Cyber, funding and Trump spell uncertainty for state and local IT

Cyber, funding and Trump spell uncertainty for state and local IT

Cybersecurity tops the list of this year’s priorities for state and local tech execs, according to the National Association of State Chief Information Officers and the Public Technology Institute.

It “remains top of mind for our state CIOs,” NASCIO Executive Director Doug Robinson said. This was the fourth year in a row that security led NASCIO’s top 10 priority list.

Many states' IT departments will have to tackle issues like cybersecurity, legacy modernization and data management with smaller budgets, Robinson told listeners of a Jan. 12 webinar entitled, “Technology Forecast 2017: What State and Local Government Technology Officials Can Expect.”

He pointed to NASCIO’s 2016 report that highlighted states' cybersecurity progress. The study found that cybersecurity has become more integrated with general government operations and that there is more cross-agency collaboration, he said. More states are also obtaining cybersecurity insurance, he said.

PTI Executive Director Alan Shark, meanwhile, provided a list of issues either gaining or losing traction in local government. Cybersecurity as a concern is “out,” for example, but cybersecurity as a crisis is “in.” This year, Shark said, apprehension about  autonomous cars will outweigh past concerns related ride-hailing apps. Government apps are in; government websites -- not so much.

Budget issues will continue to dog IT agencies at all levels of government. With revenue growth only at about 2 percent, Robinson said state CIOs should “expect 2017 to be a little bit more austere.”  They will likely be forced to find cost savings, he said, perhaps by switching to the cloud or adopting a managed services model.

One technology position that Robinson expects to grow in the coming year is that of chief data officer. Currently, only one third of states have a CDO, but Robinson said an increase is expected.

Both presenters were asked about the possible impact that President-elect Donald Trump could have on state and local government IT.

The incoming president will likely approve of more outsourcing and privatization, which Robinson said has already begun on the state level, according to a 2016  NASCIO report.

He said he also sees the potential for technology projects to find funding thanks to Trump’s focus on infrastructure. “Our position there would be that digital infrastructure should be included in those conversations,” Robinson said.

Robinson said NASCIO’s board has approved a transition document for the incoming administration, and the organization will be releasing its advocacy priorities for 2017 on Jan. 18.

Shark said that while “it is early,” the way the federal government provides funds to states is one thing to keep an eye on. Trump has mentioned using block grants for funding Medicaid in states. “If we go back to more block grants, that is going to require states to have to build their capacity to execute that, and to some extent that may affect everyone up and down the line,” he said.

States could also be affected by any changes to the net neutrality rulings by the Federal Communication Commission, Shark said, but he didn’t expand on how.

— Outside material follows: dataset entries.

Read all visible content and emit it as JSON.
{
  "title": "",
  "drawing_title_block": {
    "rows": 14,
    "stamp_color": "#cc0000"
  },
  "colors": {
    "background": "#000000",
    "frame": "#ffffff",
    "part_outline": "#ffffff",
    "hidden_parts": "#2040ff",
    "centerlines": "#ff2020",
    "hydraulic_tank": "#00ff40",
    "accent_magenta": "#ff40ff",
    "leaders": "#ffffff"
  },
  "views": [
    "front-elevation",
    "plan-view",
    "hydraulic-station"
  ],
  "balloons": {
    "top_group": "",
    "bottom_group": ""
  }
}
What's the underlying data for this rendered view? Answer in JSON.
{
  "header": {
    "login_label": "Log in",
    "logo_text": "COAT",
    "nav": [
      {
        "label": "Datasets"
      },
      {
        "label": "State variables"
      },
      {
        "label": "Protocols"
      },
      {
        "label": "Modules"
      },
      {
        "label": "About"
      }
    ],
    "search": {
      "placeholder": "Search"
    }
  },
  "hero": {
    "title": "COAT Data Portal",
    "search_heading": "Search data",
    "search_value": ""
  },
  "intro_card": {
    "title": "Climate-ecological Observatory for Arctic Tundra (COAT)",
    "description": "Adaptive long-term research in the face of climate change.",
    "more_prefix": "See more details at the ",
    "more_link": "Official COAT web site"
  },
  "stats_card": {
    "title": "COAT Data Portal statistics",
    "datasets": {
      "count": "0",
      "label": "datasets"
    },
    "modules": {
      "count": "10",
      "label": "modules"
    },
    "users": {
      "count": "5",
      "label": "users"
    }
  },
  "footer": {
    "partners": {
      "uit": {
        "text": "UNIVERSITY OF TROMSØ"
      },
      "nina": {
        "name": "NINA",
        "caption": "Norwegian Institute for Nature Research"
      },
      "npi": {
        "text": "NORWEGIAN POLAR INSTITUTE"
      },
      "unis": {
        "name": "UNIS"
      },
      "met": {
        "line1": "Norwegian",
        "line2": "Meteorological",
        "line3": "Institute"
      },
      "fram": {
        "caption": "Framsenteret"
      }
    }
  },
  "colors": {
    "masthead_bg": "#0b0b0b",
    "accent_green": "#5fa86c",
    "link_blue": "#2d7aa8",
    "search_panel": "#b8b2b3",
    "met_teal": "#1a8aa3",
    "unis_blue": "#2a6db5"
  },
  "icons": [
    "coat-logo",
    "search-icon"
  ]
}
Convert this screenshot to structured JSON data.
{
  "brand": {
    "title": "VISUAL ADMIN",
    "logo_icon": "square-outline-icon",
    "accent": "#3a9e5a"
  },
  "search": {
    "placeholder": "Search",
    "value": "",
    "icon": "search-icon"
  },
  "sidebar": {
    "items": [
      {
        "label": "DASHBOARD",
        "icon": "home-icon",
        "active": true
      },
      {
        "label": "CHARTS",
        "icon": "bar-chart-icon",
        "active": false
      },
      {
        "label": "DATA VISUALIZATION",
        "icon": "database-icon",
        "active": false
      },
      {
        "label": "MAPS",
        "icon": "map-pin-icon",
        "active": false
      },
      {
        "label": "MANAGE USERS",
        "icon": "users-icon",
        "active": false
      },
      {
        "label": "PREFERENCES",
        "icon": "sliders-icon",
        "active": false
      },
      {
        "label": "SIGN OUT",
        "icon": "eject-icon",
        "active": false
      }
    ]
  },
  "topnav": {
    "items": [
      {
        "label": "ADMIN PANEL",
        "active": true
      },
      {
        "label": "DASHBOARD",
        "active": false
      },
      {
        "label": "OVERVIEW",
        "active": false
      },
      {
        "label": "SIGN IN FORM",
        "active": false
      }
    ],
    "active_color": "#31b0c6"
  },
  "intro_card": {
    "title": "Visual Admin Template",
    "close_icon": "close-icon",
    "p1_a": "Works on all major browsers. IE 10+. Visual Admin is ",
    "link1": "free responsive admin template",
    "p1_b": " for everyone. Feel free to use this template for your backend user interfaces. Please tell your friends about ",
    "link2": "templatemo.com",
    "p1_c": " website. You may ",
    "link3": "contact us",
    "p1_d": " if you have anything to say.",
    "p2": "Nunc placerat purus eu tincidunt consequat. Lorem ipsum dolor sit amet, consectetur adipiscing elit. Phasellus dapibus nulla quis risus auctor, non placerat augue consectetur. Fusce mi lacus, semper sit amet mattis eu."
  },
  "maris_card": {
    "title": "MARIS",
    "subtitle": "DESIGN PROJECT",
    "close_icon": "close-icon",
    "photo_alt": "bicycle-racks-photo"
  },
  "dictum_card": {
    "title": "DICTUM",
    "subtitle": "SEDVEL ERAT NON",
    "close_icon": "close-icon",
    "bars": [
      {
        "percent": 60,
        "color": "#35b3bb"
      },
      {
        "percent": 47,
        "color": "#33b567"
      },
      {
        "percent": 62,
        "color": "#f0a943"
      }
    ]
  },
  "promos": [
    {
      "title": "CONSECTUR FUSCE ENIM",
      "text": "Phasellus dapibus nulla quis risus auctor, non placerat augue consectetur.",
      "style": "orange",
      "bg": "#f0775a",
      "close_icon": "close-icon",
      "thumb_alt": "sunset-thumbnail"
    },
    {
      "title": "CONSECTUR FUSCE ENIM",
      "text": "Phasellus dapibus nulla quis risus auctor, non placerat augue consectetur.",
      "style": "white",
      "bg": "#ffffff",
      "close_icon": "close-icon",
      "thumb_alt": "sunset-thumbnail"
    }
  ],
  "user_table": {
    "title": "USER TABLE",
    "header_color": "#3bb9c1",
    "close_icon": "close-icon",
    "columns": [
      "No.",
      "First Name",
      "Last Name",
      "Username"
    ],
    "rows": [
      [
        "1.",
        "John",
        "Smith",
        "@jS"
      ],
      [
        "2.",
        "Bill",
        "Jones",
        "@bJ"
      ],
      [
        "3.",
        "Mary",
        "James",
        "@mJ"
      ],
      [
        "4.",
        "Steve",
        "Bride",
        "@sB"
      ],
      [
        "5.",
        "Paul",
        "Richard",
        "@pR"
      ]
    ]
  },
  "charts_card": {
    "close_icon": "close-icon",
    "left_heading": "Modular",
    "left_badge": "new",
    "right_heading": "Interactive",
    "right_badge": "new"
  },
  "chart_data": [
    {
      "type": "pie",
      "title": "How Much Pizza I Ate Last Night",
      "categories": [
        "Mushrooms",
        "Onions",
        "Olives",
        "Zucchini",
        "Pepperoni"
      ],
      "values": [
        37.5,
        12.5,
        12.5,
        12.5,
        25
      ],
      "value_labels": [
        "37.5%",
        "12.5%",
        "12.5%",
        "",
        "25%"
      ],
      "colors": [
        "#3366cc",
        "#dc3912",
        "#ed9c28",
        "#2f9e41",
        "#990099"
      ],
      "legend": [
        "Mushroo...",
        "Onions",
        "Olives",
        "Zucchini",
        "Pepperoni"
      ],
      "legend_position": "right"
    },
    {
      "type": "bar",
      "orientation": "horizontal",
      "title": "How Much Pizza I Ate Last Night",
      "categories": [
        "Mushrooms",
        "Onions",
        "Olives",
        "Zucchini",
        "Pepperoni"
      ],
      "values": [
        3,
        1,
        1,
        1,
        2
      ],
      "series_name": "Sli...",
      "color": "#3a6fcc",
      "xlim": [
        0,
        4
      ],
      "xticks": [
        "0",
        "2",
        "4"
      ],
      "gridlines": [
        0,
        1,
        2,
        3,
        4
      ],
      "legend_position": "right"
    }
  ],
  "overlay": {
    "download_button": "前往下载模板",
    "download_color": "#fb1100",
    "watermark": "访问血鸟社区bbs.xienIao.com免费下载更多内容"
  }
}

“We’re going to meetings like everyone else,” he said. “Everyone is just listening and waiting for something that they can act on.”

About the Author

Matt Leonard is a former reporter for GCN.


  • Records management: Look beyond the NARA mandates

    Pandemic tests electronic records management

    Between the rush enable more virtual collaboration, stalled digitization of archived records and managing records that reside in datasets, records management executives are sorting through new challenges.

  • boy learning at home (Travelpixs/

    Tucson’s community wireless bridges the digital divide

    The city built cell sites at government-owned facilities such as fire departments and libraries that were already connected to Tucson’s existing fiber backbone.

Stay Connected